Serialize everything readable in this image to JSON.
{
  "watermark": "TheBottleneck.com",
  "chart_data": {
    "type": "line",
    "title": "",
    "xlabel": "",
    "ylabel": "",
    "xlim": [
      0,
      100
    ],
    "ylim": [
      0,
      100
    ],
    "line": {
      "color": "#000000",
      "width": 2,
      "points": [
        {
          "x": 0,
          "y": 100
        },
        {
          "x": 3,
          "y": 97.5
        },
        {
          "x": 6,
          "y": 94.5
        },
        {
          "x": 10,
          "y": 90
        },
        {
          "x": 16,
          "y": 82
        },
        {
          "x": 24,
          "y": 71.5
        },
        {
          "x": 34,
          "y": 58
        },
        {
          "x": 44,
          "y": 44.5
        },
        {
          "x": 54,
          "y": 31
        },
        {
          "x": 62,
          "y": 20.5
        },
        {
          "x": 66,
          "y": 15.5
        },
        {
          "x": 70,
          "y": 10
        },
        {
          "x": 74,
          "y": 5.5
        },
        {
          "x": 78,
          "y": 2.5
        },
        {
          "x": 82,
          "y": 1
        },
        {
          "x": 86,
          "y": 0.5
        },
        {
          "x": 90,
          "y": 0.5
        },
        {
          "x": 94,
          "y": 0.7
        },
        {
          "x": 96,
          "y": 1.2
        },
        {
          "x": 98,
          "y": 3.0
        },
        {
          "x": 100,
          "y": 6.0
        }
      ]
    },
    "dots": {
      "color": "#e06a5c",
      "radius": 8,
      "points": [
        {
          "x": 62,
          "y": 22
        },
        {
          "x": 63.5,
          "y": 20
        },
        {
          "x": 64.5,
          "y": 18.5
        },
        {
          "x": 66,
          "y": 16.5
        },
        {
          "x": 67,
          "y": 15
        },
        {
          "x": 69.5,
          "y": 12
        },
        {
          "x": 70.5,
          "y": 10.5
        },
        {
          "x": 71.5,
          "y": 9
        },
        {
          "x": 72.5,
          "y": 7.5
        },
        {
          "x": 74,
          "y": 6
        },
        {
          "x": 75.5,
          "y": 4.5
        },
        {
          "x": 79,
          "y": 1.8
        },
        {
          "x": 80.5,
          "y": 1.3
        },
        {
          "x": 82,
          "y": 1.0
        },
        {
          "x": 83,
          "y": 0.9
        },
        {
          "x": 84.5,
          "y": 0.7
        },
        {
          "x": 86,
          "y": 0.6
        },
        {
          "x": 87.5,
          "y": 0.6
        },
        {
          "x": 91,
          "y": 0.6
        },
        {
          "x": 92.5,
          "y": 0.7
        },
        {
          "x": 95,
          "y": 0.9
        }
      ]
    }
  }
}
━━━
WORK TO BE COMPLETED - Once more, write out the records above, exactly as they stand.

RESPONSE TO THE EXERCISE -
Serialize everything readable in this image to JSON.
{
  "watermark": "TheBottleneck.com",
  "chart_data": {
    "type": "line",
    "title": "",
    "xlabel": "",
    "ylabel": "",
    "xlim": [
      0,
      100
    ],
    "ylim": [
      0,
      100
    ],
    "line": {
      "color": "#000000",
      "width": 2,
      "points": [
        {
          "x": 0,
          "y": 100
        },
        {
          "x": 3,
          "y": 97.5
        },
        {
          "x": 6,
          "y": 94.5
        },
        {
          "x": 10,
          "y": 90
        },
        {
          "x": 16,
          "y": 82
        },
        {
          "x": 24,
          "y": 71.5
        },
        {
          "x": 34,
          "y": 58
        },
        {
          "x": 44,
          "y": 44.5
        },
        {
          "x": 54,
          "y": 31
        },
        {
          "x": 62,
          "y": 20.5
        },
        {
          "x": 66,
          "y": 15.5
        },
        {
          "x": 70,
          "y": 10
        },
        {
          "x": 74,
          "y": 5.5
        },
        {
          "x": 78,
          "y": 2.5
        },
        {
          "x": 82,
          "y": 1
        },
        {
          "x": 86,
          "y": 0.5
        },
        {
          "x": 90,
          "y": 0.5
        },
        {
          "x": 94,
          "y": 0.7
        },
        {
          "x": 96,
          "y": 1.2
        },
        {
          "x": 98,
          "y": 3.0
        },
        {
          "x": 100,
          "y": 6.0
        }
      ]
    },
    "dots": {
      "color": "#e06a5c",
      "radius": 8,
      "points": [
        {
          "x": 62,
          "y": 22
        },
        {
          "x": 63.5,
          "y": 20
        },
        {
          "x": 64.5,
          "y": 18.5
        },
        {
          "x": 66,
          "y": 16.5
        },
        {
          "x": 67,
          "y": 15
        },
        {
          "x": 69.5,
          "y": 12
        },
        {
          "x": 70.5,
          "y": 10.5
        },
        {
          "x": 71.5,
          "y": 9
        },
        {
          "x": 72.5,
          "y": 7.5
        },
        {
          "x": 74,
          "y": 6
        },
        {
          "x": 75.5,
          "y": 4.5
        },
        {
          "x": 79,
          "y": 1.8
        },
        {
          "x": 80.5,
          "y": 1.3
        },
        {
          "x": 82,
          "y": 1.0
        },
        {
          "x": 83,
          "y": 0.9
        },
        {
          "x": 84.5,
          "y": 0.7
        },
        {
          "x": 86,
          "y": 0.6
        },
        {
          "x": 87.5,
          "y": 0.6
        },
        {
          "x": 91,
          "y": 0.6
        },
        {
          "x": 92.5,
          "y": 0.7
        },
        {
          "x": 95,
          "y": 0.9
        }
      ]
    }
  }
}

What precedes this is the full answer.